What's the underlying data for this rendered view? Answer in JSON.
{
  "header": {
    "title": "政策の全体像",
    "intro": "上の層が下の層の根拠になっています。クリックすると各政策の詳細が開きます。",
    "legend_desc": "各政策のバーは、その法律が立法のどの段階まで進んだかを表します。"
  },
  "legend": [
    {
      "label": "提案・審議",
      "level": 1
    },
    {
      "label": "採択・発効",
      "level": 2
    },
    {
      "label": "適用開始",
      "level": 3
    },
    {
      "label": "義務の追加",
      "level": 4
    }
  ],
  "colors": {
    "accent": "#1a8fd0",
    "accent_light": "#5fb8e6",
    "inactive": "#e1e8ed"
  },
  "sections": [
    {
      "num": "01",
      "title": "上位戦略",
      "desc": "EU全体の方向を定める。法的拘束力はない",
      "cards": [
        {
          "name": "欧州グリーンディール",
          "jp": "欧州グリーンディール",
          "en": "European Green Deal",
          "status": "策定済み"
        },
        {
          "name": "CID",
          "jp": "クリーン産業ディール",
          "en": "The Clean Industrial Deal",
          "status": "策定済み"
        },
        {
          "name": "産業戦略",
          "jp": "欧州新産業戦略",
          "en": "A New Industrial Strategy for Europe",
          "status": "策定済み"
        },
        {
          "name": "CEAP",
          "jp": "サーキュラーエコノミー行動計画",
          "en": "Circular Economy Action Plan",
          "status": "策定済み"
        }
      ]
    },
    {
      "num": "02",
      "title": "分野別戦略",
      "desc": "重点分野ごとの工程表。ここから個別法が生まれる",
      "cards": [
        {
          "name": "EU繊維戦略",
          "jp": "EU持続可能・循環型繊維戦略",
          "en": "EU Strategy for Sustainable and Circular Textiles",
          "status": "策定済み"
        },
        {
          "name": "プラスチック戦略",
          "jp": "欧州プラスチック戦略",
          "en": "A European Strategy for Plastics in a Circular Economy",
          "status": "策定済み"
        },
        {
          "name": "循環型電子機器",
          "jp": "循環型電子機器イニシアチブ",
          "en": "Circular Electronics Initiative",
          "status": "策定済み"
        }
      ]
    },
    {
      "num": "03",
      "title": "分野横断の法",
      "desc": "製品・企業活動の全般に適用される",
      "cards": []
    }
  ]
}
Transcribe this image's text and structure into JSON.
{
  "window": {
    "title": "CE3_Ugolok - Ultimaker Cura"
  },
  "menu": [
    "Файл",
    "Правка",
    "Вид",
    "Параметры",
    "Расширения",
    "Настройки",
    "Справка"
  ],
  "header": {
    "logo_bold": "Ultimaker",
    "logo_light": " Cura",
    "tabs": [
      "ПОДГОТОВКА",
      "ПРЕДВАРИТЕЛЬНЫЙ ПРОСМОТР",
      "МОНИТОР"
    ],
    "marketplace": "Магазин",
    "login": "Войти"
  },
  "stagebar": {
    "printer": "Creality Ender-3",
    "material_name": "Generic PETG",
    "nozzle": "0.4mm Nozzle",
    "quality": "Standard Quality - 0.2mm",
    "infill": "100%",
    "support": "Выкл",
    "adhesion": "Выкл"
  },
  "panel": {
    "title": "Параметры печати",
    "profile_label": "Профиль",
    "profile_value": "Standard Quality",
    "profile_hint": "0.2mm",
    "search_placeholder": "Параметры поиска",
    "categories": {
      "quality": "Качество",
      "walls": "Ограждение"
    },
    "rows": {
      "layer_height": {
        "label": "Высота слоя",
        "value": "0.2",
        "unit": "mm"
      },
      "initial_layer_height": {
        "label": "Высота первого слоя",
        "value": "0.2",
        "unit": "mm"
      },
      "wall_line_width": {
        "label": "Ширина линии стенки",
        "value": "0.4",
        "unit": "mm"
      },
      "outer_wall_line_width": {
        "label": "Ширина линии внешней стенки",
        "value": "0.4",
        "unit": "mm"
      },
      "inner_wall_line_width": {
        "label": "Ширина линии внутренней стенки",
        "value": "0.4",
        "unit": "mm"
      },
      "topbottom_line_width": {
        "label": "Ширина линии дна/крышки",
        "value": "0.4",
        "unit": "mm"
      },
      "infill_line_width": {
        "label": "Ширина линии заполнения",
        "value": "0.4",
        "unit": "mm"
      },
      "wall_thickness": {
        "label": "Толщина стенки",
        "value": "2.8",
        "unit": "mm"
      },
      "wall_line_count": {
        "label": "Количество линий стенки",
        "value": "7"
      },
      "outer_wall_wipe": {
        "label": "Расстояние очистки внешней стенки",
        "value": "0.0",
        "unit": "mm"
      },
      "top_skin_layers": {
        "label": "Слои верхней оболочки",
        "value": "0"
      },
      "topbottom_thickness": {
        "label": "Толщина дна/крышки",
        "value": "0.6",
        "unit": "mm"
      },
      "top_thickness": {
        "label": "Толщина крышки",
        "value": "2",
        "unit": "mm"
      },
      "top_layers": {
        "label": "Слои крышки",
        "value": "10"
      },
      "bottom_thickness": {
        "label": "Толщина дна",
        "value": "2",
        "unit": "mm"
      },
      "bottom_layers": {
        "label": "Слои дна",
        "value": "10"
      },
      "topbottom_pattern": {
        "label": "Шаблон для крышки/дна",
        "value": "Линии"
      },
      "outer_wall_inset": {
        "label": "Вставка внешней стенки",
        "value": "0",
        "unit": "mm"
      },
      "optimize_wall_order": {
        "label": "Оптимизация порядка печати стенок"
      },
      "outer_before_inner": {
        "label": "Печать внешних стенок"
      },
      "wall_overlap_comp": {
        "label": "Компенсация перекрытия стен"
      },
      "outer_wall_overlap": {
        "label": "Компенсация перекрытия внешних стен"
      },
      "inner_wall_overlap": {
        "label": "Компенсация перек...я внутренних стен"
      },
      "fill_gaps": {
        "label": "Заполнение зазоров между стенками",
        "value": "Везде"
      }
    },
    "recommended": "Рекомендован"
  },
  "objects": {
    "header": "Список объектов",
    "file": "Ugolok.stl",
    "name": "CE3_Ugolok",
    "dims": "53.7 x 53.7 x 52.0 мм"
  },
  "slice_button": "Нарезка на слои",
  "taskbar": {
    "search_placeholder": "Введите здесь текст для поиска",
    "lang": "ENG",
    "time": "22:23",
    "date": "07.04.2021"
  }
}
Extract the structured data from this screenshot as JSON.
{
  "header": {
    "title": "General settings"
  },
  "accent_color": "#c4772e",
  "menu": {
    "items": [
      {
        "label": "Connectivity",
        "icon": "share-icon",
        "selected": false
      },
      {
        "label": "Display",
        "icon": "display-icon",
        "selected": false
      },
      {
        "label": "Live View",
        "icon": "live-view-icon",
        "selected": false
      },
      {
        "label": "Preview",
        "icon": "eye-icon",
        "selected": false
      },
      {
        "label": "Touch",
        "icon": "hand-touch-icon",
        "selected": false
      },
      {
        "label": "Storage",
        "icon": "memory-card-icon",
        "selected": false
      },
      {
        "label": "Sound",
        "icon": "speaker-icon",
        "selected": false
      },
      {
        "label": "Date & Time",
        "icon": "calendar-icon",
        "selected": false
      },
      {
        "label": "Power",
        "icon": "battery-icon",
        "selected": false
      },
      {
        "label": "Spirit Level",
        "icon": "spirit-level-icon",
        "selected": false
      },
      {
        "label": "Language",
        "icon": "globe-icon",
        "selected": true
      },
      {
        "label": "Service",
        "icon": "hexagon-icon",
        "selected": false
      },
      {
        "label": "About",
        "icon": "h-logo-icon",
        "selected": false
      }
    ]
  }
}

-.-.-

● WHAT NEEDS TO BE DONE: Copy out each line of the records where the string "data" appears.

● FINAL ANSWER:
What's the underlying data for this rendered view? Answer in JSON.
Extract the structured data from this screenshot as JSON.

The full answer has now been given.